Regression analyses are a popular statistical tool for illustrating trends. They are also used in various types of risk assessment such as the Jensen and Treynor ratios. The basic method of linear regression seeks to construct a straight line in a two-dimensional system of coordinates such that all data points within the system of coordinates lie as near as possible to this line.

The straight line constructed in this manner is described by the two variables alpha (intercept, intersection of the straight line with the y-axis) and beta (slope, gradient of the straight line). For every data point, the point n,y of the regression line can then be calculated by means of these two variables.

The formulas for the calculation of alpha and beta in the analysis of time series are:

In these equations, N is the number of data points in the time series, i.e. the number of days, for example, n is the number of the data point, i.e. 1 for the first and 1000 for the thousandth data point in the time series. That is to say, y-values exist only for the natural numbers (n) on the x-axis.

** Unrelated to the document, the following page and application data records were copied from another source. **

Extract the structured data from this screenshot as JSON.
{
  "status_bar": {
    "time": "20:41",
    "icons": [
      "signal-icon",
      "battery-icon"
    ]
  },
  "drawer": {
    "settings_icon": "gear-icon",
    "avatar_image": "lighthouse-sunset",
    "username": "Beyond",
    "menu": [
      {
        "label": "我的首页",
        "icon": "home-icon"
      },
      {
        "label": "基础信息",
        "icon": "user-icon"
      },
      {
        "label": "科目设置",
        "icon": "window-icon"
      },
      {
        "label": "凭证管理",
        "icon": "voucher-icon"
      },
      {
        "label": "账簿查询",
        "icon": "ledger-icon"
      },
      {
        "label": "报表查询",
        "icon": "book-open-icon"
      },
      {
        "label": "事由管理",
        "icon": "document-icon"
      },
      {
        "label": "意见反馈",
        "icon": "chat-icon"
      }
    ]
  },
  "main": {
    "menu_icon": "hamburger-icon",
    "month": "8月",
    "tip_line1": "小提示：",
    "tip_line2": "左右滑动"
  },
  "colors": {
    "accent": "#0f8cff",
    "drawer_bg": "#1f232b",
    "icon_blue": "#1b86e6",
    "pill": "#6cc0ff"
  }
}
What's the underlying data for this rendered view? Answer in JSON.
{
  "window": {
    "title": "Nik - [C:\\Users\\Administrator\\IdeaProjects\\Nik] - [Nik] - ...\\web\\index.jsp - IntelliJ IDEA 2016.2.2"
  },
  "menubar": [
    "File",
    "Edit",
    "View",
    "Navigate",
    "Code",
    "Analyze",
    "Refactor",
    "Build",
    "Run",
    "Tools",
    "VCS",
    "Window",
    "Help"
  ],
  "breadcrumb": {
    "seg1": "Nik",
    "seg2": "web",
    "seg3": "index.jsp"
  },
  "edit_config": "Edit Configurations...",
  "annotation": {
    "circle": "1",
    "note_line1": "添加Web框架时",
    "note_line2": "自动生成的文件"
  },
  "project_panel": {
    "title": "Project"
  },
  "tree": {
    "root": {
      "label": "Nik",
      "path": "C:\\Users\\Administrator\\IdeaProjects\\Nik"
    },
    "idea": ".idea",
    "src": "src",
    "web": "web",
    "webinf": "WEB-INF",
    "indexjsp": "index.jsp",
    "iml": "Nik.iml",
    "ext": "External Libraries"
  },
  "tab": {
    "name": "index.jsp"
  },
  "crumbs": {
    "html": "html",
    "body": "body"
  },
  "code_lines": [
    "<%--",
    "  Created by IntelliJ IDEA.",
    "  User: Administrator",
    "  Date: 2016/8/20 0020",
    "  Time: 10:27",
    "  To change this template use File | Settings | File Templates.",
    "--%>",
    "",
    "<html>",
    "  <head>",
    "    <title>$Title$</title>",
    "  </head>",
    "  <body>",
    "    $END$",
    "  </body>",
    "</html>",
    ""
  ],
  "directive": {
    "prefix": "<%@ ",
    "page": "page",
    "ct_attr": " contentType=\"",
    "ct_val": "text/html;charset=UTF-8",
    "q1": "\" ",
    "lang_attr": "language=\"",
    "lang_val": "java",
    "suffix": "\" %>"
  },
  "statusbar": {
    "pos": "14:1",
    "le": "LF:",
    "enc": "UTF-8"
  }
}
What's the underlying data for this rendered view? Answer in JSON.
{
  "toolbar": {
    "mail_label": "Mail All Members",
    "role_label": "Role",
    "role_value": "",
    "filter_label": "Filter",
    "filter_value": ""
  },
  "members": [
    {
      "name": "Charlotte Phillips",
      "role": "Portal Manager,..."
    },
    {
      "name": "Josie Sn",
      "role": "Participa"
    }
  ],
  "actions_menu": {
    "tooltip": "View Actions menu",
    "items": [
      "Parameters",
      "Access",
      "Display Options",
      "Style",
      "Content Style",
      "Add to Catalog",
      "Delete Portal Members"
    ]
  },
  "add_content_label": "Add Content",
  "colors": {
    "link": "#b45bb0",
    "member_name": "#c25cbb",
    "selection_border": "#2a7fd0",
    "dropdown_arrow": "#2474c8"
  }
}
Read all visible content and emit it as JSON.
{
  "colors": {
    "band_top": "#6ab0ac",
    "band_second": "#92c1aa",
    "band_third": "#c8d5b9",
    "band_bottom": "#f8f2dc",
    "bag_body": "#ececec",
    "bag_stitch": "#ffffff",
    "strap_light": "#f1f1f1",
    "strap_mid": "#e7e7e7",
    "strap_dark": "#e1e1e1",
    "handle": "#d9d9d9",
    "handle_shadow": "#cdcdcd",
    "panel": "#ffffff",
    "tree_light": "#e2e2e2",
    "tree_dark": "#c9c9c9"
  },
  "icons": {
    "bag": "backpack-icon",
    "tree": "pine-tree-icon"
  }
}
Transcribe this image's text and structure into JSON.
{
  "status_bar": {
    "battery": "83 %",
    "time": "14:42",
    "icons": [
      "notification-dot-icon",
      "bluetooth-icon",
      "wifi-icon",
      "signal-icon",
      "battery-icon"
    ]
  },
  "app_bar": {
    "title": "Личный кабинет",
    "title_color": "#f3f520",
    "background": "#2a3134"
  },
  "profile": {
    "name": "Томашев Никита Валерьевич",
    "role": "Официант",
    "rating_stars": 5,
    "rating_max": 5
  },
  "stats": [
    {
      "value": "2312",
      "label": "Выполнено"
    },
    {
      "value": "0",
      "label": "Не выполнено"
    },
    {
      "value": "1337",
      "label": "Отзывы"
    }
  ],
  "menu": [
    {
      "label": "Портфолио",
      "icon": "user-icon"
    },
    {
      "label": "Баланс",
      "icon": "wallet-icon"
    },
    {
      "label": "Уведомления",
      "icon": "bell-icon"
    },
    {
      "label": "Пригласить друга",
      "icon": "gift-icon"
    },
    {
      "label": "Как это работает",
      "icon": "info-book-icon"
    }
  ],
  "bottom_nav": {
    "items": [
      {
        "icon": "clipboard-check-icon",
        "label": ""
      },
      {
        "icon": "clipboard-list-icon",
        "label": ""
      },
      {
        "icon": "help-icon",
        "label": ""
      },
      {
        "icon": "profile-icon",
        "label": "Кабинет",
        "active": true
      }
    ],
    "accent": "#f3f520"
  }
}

The curve of the time series thus arises through the connection of all points n,y of the time series.

Hence, the calculation for time series of a constant length is relatively easy, since the denominators in the formulas for the calculation of alpha and beta all become constants.